Why are some people left-handed?

Handedness, or the preference for using one hand over the other for tasks like writing, throwing, or grasping objects, is a complex trait influenced by a combination of genetic, developmental, and environmental factors. While the exact causes of left-handedness are not fully understood, researchers have identified several contributing factors:

Genetics: There is evidence to suggest that genetics play a role in determining handedness. Studies have shown that left-handedness tends to run in families, suggesting a genetic component. However, the genetics of handedness are not straightforward, and it is likely influenced by multiple genes rather than a single gene.

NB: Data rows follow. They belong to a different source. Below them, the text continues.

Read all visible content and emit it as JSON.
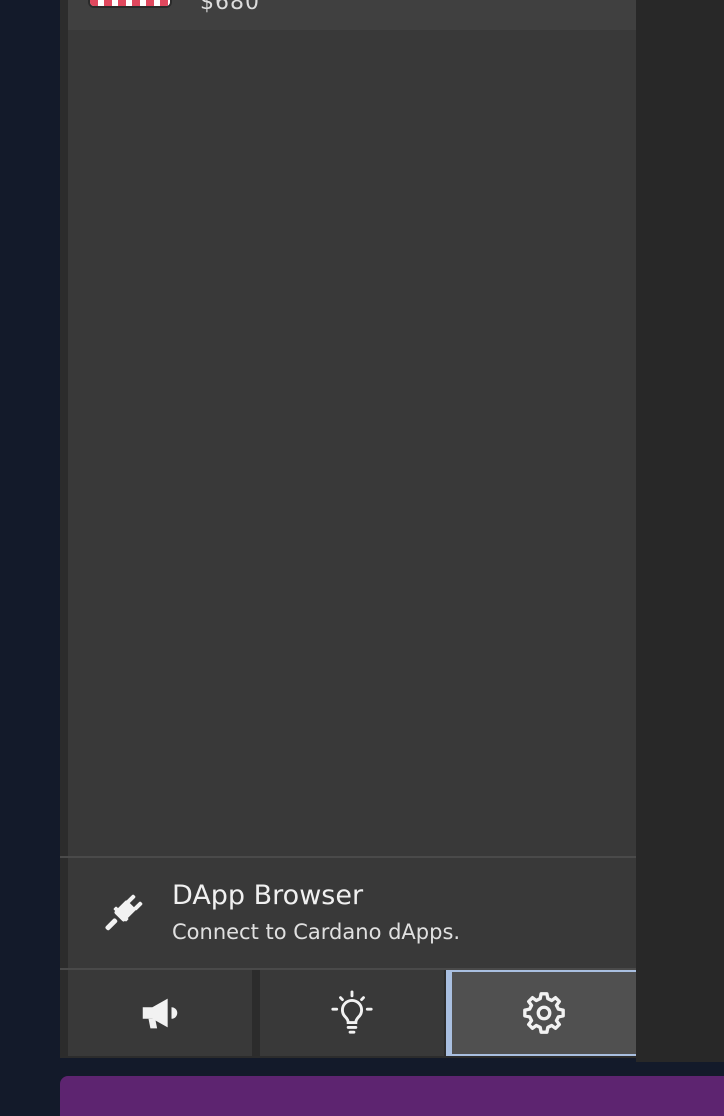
{
  "asset": {
    "amount": "$680",
    "icon": "flag-icon"
  },
  "dapp_browser": {
    "title": "DApp Browser",
    "subtitle": "Connect to Cardano dApps.",
    "icon": "plug-icon"
  },
  "toolbar": {
    "buttons": [
      {
        "icon": "megaphone-icon"
      },
      {
        "icon": "lightbulb-icon"
      },
      {
        "icon": "gear-icon",
        "selected": true
      }
    ]
  },
  "colors": {
    "background": "#131a2a",
    "panel": "#393939",
    "selected_border": "#a9bfe0",
    "bottom_bar": "#5d2470"
  }
}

Brain Lateralization: The brain is divided into two hemispheres, and each hemisphere controls different functions. In most right-handed individuals, language processing is predominantly located in the left hemisphere, while spatial processing is in the right hemisphere. However, in left-handed individuals, this lateralization can be more variable, with some left-handers having more balanced brain processing.

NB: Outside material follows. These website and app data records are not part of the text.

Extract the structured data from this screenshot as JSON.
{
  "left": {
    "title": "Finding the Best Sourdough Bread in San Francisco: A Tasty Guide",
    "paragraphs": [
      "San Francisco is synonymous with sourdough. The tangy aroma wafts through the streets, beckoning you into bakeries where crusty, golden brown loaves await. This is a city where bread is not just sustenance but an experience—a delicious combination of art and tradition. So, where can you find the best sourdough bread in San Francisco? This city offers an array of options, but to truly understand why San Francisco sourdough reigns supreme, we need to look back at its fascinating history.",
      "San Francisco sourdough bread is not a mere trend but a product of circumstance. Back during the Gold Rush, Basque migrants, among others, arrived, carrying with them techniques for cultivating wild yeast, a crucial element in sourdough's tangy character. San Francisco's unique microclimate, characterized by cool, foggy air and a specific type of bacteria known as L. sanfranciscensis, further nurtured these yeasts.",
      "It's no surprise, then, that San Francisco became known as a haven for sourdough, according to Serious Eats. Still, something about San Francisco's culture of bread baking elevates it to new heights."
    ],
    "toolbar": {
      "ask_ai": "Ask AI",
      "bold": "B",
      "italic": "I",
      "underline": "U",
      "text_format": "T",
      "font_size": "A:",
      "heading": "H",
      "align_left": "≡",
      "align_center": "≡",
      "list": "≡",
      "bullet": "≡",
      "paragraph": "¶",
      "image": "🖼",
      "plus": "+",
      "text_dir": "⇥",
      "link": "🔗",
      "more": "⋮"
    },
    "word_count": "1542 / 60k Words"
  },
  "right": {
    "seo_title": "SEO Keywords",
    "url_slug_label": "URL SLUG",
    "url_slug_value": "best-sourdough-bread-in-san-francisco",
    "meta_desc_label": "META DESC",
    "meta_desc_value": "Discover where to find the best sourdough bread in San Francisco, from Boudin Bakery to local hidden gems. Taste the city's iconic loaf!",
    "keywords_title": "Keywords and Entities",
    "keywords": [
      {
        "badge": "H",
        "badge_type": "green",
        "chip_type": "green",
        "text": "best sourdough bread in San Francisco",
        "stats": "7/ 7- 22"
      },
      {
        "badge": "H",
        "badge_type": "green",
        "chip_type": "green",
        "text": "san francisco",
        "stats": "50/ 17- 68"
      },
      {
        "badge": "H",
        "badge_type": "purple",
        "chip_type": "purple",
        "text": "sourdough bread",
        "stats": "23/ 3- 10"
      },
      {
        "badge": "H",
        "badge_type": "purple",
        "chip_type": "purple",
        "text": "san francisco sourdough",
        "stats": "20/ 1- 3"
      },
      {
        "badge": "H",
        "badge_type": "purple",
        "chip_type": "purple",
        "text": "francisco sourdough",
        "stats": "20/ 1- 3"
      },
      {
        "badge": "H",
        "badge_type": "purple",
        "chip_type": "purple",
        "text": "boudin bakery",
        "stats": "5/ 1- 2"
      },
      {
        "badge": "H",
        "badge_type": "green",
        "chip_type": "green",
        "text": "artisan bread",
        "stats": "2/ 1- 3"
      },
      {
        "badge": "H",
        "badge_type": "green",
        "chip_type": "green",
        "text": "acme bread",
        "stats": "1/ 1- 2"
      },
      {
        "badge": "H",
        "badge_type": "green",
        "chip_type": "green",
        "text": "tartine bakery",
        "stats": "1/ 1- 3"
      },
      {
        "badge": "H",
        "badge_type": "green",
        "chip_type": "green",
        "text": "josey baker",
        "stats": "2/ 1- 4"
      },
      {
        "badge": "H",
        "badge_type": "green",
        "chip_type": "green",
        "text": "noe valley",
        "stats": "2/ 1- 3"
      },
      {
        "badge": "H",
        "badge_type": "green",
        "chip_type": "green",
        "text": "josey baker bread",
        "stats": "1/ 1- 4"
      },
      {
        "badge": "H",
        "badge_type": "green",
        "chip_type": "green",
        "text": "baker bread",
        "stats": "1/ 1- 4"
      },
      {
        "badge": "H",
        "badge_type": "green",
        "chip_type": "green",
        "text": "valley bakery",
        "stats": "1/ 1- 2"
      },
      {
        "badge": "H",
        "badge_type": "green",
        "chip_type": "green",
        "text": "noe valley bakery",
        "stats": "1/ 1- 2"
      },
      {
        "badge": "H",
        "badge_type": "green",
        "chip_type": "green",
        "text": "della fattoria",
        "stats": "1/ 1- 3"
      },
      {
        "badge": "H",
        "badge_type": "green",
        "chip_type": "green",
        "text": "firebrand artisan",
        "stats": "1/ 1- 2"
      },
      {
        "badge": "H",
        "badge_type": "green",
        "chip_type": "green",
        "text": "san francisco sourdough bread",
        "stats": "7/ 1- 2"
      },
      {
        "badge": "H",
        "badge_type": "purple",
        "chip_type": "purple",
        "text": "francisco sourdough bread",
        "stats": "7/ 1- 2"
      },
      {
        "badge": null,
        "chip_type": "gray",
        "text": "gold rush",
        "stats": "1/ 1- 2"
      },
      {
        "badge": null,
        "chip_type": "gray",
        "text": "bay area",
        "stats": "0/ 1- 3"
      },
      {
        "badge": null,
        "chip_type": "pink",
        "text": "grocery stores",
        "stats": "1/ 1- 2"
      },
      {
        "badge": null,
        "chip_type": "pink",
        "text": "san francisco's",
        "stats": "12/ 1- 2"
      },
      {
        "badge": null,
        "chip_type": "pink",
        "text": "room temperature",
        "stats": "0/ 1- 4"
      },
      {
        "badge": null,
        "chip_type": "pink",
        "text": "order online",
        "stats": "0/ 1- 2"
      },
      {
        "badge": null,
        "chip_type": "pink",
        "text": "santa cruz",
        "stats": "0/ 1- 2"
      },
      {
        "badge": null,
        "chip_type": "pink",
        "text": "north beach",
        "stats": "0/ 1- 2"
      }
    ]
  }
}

Developmental Factors: Handedness can also be influenced by factors during fetal development. Research suggests that hormonal exposure during prenatal development might play a role. For example, some studies have linked higher levels of testosterone exposure to a higher likelihood of left-handedness.

Environmental Factors: Environmental influences during early development can also impact handedness. For instance, the position of the fetus in the womb and the positioning of the baby after birth might influence the development of handedness.

Chance: There is an element of chance involved in handedness development. While genetic and developmental factors set the stage, the specific outcome can still vary. Even within families with the same genetic background, not all individuals will necessarily be left-handed.

It’s important to note that left-handedness is not considered a disorder or a deficiency. It’s simply a natural variation in human behavior. Throughout history, left-handed individuals have faced some challenges due to tools and structures designed for right-handed people, but many societies have become more accommodating over time.

The prevalence of left-handedness varies across cultures and populations. Approximately 10% of the global population is left-handed, making it a minority trait. Understanding the complex interplay of genetics, brain development, and environmental factors can provide insights into why some individuals develop a preference for using their left hand over their right.

Related Posts

Leave a Reply

Your email address will not be published.